Aim of the task
Keep every word of the listing and reproduce it exactly, but set aside any image found there.

**********

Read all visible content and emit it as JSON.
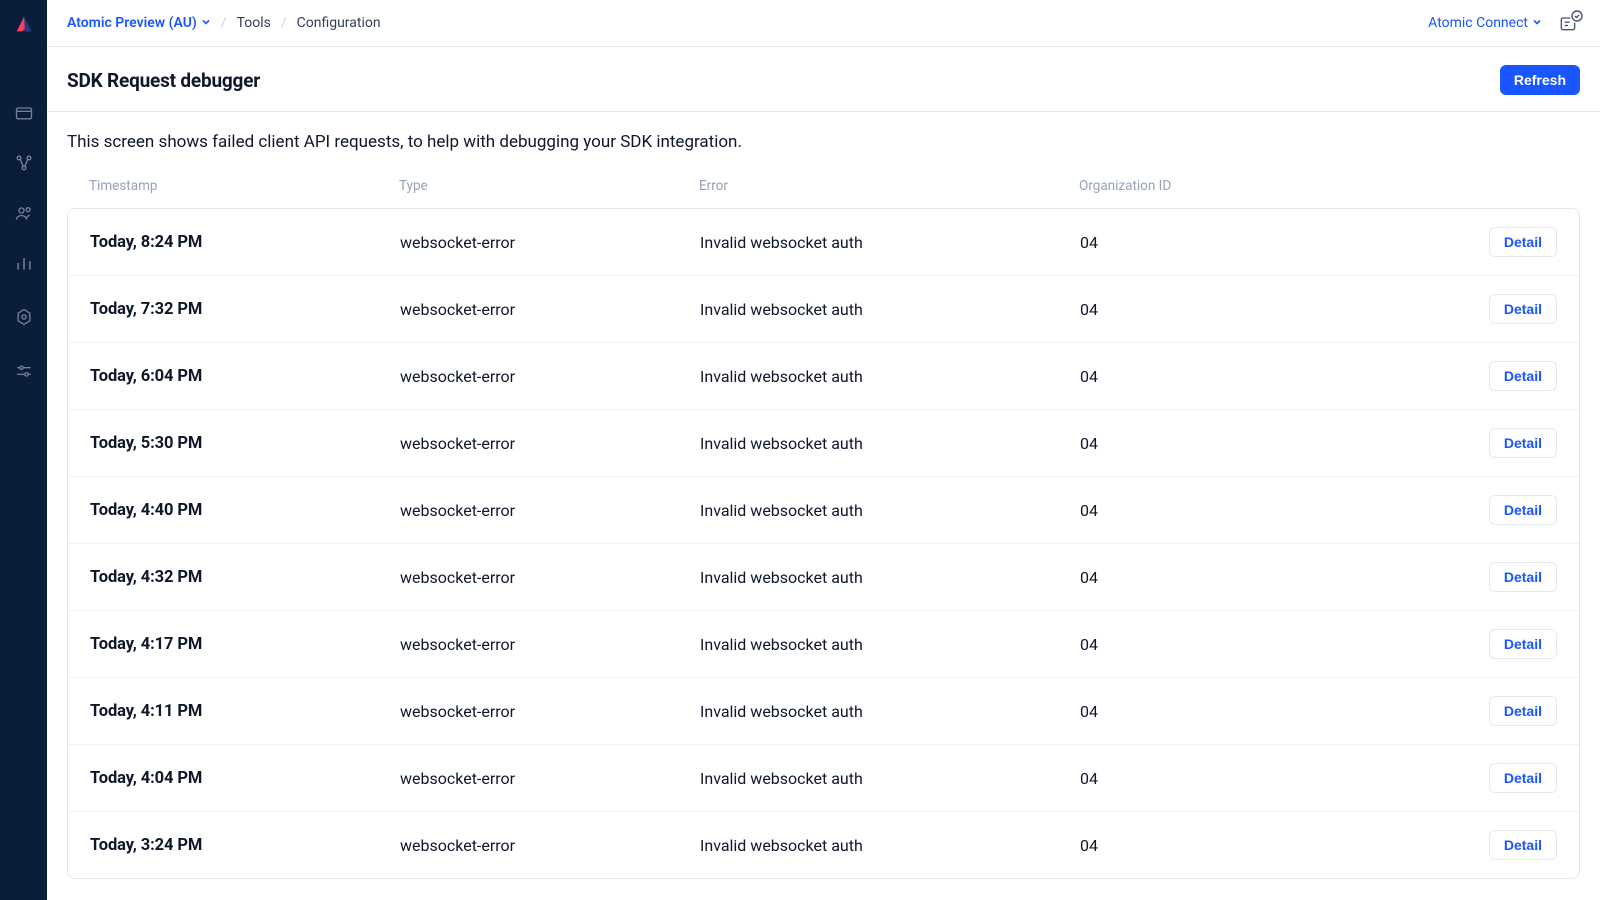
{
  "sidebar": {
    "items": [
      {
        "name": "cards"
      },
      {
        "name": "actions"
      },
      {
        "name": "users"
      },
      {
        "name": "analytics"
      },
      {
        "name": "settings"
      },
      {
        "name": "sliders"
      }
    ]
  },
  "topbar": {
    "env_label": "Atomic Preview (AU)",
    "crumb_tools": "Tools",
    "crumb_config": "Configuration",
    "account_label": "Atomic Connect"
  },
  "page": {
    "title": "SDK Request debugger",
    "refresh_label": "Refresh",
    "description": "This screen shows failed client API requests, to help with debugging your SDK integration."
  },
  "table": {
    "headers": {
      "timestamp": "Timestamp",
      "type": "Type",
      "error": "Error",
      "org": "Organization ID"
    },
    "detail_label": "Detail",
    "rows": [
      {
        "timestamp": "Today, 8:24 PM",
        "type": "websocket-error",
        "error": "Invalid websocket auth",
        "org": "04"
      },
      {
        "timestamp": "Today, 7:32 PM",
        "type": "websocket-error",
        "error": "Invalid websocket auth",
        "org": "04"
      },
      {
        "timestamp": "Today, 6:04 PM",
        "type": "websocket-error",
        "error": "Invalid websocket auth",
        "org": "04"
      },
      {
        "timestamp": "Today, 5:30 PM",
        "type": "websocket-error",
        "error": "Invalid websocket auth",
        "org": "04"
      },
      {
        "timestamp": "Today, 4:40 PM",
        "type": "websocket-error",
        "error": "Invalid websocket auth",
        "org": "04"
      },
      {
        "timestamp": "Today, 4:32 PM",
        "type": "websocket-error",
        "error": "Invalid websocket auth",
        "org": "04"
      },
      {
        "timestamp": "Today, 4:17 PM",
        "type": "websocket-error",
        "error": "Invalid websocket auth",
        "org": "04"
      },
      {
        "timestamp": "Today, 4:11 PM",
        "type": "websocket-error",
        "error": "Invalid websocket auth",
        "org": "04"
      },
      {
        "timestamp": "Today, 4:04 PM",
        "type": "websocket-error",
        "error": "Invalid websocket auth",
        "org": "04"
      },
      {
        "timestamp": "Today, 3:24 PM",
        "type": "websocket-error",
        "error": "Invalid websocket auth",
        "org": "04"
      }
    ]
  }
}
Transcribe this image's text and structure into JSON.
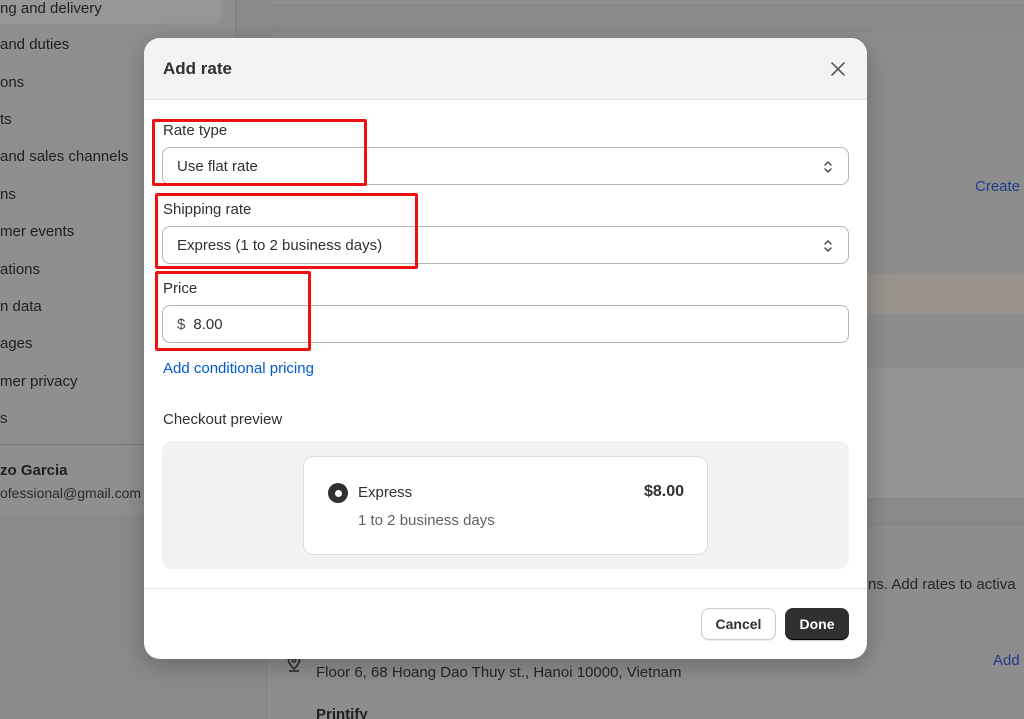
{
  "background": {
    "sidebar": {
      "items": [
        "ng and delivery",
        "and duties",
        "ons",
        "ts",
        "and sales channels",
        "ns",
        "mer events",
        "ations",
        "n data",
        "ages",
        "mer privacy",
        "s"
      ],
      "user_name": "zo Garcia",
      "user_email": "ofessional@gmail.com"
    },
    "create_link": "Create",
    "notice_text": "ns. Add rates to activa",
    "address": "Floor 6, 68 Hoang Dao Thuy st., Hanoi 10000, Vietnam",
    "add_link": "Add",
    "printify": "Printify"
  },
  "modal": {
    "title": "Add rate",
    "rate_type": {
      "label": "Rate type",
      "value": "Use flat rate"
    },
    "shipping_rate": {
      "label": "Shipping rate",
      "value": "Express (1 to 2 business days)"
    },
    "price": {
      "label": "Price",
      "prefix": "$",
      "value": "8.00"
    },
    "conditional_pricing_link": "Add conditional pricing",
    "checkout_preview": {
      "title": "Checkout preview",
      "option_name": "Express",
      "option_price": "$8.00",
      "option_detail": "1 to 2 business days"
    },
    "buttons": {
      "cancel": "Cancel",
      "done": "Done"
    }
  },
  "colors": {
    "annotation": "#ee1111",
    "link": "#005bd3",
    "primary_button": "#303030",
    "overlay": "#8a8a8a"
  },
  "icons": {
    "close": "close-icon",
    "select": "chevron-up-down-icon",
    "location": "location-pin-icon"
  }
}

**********

The completed task
Read all visible content and emit it as JSON.
{
  "sidebar": {
    "items": [
      {
        "name": "cards"
      },
      {
        "name": "actions"
      },
      {
        "name": "users"
      },
      {
        "name": "analytics"
      },
      {
        "name": "settings"
      },
      {
        "name": "sliders"
      }
    ]
  },
  "topbar": {
    "env_label": "Atomic Preview (AU)",
    "crumb_tools": "Tools",
    "crumb_config": "Configuration",
    "account_label": "Atomic Connect"
  },
  "page": {
    "title": "SDK Request debugger",
    "refresh_label": "Refresh",
    "description": "This screen shows failed client API requests, to help with debugging your SDK integration."
  },
  "table": {
    "headers": {
      "timestamp": "Timestamp",
      "type": "Type",
      "error": "Error",
      "org": "Organization ID"
    },
    "detail_label": "Detail",
    "rows": [
      {
        "timestamp": "Today, 8:24 PM",
        "type": "websocket-error",
        "error": "Invalid websocket auth",
        "org": "04"
      },
      {
        "timestamp": "Today, 7:32 PM",
        "type": "websocket-error",
        "error": "Invalid websocket auth",
        "org": "04"
      },
      {
        "timestamp": "Today, 6:04 PM",
        "type": "websocket-error",
        "error": "Invalid websocket auth",
        "org": "04"
      },
      {
        "timestamp": "Today, 5:30 PM",
        "type": "websocket-error",
        "error": "Invalid websocket auth",
        "org": "04"
      },
      {
        "timestamp": "Today, 4:40 PM",
        "type": "websocket-error",
        "error": "Invalid websocket auth",
        "org": "04"
      },
      {
        "timestamp": "Today, 4:32 PM",
        "type": "websocket-error",
        "error": "Invalid websocket auth",
        "org": "04"
      },
      {
        "timestamp": "Today, 4:17 PM",
        "type": "websocket-error",
        "error": "Invalid websocket auth",
        "org": "04"
      },
      {
        "timestamp": "Today, 4:11 PM",
        "type": "websocket-error",
        "error": "Invalid websocket auth",
        "org": "04"
      },
      {
        "timestamp": "Today, 4:04 PM",
        "type": "websocket-error",
        "error": "Invalid websocket auth",
        "org": "04"
      },
      {
        "timestamp": "Today, 3:24 PM",
        "type": "websocket-error",
        "error": "Invalid websocket auth",
        "org": "04"
      }
    ]
  }
}
Transcribe this image's text and structure into JSON.
{
  "background": {
    "sidebar": {
      "items": [
        "ng and delivery",
        "and duties",
        "ons",
        "ts",
        "and sales channels",
        "ns",
        "mer events",
        "ations",
        "n data",
        "ages",
        "mer privacy",
        "s"
      ],
      "user_name": "zo Garcia",
      "user_email": "ofessional@gmail.com"
    },
    "create_link": "Create",
    "notice_text": "ns. Add rates to activa",
    "address": "Floor 6, 68 Hoang Dao Thuy st., Hanoi 10000, Vietnam",
    "add_link": "Add",
    "printify": "Printify"
  },
  "modal": {
    "title": "Add rate",
    "rate_type": {
      "label": "Rate type",
      "value": "Use flat rate"
    },
    "shipping_rate": {
      "label": "Shipping rate",
      "value": "Express (1 to 2 business days)"
    },
    "price": {
      "label": "Price",
      "prefix": "$",
      "value": "8.00"
    },
    "conditional_pricing_link": "Add conditional pricing",
    "checkout_preview": {
      "title": "Checkout preview",
      "option_name": "Express",
      "option_price": "$8.00",
      "option_detail": "1 to 2 business days"
    },
    "buttons": {
      "cancel": "Cancel",
      "done": "Done"
    }
  },
  "colors": {
    "annotation": "#ee1111",
    "link": "#005bd3",
    "primary_button": "#303030",
    "overlay": "#8a8a8a"
  },
  "icons": {
    "close": "close-icon",
    "select": "chevron-up-down-icon",
    "location": "location-pin-icon"
  }
}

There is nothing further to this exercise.